Researchers from the University of Delaware are using radio tracking technology to understand shark behavior. This technology has been used before to track animals independently but is now being used to monitor how sharks interact.
The new research focuses on a variety of the 400 known shark species. Scientists want to investigate species individually and also understand how they relate to one another. Simple proximity, however, does not necessarily indicate social behavior. Just because sharks occupy the same space does not mean they acknowledge those around them—much like humans utilizing public transportation.
Different sharks may share the same areas in search of food, a mate or the ideal water temperature. In order for scientists to better develop their conclusions, they need to supplement their tracking data with additional observations. For example, two male sand tiger sharks were studied in the Delaware Bay and appeared to move in sync with one another. A deeper understanding of their actions, once in the same area, requires further observational data.

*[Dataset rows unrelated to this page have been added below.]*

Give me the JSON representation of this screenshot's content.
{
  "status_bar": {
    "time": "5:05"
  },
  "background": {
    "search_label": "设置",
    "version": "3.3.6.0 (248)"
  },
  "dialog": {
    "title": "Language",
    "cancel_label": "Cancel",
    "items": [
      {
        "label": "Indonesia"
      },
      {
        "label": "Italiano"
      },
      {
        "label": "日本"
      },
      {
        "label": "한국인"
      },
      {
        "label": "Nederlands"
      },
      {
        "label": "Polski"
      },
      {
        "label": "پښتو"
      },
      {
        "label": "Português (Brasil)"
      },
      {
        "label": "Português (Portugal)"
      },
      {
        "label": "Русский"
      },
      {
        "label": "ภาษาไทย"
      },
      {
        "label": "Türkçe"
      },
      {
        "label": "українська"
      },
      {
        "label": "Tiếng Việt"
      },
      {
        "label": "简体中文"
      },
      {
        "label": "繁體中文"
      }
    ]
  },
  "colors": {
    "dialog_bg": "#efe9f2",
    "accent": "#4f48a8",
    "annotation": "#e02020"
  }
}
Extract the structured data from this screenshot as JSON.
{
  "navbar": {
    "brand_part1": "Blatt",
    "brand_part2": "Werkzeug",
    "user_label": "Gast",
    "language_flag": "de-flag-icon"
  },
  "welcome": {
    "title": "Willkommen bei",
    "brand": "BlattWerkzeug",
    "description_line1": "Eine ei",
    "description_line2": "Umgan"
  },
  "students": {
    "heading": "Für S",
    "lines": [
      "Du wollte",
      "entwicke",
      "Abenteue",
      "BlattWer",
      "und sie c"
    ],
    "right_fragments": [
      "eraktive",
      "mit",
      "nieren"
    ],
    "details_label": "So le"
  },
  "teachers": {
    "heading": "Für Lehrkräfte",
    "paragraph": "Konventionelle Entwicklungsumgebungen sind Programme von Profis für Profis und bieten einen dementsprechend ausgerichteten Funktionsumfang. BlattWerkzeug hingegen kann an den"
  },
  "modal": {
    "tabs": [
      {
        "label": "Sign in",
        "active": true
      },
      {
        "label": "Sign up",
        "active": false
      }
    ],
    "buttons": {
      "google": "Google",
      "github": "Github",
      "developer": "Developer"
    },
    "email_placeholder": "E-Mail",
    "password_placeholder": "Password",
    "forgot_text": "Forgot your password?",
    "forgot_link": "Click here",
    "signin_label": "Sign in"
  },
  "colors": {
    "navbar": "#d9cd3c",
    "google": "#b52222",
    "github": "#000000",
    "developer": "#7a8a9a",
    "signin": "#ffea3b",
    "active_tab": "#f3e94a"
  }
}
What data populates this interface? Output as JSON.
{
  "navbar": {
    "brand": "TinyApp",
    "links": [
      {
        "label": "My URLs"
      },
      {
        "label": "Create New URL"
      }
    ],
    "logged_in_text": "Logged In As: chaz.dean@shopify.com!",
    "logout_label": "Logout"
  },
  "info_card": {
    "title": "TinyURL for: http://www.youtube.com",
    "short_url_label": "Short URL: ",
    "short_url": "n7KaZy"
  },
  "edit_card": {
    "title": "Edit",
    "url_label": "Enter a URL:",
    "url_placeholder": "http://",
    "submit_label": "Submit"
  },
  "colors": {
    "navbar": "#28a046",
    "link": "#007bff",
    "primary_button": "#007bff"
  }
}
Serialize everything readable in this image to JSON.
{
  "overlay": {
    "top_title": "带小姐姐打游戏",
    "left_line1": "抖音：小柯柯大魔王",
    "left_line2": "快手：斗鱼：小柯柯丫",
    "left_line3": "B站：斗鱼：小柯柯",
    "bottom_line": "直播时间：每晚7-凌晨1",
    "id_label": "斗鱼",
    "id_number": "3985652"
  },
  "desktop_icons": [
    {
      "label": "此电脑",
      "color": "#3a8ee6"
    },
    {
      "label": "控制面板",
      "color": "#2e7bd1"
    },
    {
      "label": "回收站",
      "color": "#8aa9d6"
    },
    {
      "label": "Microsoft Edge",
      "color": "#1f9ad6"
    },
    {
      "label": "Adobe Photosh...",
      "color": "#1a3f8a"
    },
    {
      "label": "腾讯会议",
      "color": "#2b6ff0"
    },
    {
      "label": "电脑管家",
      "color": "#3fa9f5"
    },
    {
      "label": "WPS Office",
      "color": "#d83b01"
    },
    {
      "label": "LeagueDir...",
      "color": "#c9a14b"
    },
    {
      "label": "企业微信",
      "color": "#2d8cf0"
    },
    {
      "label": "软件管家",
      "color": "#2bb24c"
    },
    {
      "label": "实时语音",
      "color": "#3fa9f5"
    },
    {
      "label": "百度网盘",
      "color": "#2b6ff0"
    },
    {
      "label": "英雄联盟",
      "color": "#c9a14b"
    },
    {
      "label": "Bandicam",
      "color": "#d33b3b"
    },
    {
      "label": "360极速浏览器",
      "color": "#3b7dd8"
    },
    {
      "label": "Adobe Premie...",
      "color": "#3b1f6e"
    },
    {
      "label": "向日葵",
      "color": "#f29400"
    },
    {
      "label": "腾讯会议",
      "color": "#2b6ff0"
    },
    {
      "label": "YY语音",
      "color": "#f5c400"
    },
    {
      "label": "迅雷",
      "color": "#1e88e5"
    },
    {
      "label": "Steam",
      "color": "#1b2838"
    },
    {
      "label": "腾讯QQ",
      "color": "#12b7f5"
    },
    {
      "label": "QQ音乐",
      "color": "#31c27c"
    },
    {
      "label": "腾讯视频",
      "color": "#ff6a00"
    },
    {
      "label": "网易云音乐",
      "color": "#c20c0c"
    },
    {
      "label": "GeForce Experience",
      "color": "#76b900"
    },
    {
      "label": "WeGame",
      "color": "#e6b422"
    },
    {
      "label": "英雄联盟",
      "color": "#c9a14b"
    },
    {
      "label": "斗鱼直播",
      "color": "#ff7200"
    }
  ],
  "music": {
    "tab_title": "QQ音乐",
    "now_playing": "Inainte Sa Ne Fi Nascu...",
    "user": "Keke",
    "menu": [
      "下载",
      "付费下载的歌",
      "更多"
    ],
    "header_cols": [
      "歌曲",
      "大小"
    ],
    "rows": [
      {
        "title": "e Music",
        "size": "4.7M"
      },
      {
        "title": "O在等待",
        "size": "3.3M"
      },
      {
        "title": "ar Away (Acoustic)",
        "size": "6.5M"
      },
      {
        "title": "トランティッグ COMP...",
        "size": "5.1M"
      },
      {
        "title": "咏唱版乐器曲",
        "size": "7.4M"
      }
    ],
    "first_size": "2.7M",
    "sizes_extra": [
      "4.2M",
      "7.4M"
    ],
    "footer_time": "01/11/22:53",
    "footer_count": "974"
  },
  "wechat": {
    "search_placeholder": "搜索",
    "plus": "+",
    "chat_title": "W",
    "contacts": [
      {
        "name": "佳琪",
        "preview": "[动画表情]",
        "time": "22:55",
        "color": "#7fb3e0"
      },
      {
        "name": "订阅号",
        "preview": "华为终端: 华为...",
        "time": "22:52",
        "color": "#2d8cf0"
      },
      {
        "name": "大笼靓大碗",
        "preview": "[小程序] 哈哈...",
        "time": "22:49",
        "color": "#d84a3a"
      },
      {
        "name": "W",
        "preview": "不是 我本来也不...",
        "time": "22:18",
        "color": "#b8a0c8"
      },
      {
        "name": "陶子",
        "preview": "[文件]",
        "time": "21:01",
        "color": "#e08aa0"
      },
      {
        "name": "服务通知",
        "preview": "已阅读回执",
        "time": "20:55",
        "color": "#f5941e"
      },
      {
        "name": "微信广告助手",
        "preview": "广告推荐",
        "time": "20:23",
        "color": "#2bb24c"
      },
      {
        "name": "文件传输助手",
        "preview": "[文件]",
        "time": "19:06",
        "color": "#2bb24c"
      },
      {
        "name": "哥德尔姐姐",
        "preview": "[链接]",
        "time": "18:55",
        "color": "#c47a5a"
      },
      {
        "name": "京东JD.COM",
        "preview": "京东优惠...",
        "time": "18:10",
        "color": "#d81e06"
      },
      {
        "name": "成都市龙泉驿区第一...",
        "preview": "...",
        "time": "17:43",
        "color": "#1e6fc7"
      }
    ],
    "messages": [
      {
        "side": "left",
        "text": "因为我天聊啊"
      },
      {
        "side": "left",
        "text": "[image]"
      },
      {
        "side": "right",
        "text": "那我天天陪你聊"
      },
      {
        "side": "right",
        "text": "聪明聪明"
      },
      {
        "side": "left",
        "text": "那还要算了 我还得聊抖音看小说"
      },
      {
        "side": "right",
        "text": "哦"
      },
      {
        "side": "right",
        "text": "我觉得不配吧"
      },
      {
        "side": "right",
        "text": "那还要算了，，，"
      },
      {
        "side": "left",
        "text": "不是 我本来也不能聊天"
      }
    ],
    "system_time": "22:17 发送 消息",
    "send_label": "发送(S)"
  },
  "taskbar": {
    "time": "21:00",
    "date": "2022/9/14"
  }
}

While this research sheds new light on the social lives of sharks as a whole, there is still more work to be done to draw conclusions about the behavior of individual species.
To read more about this new research, click here!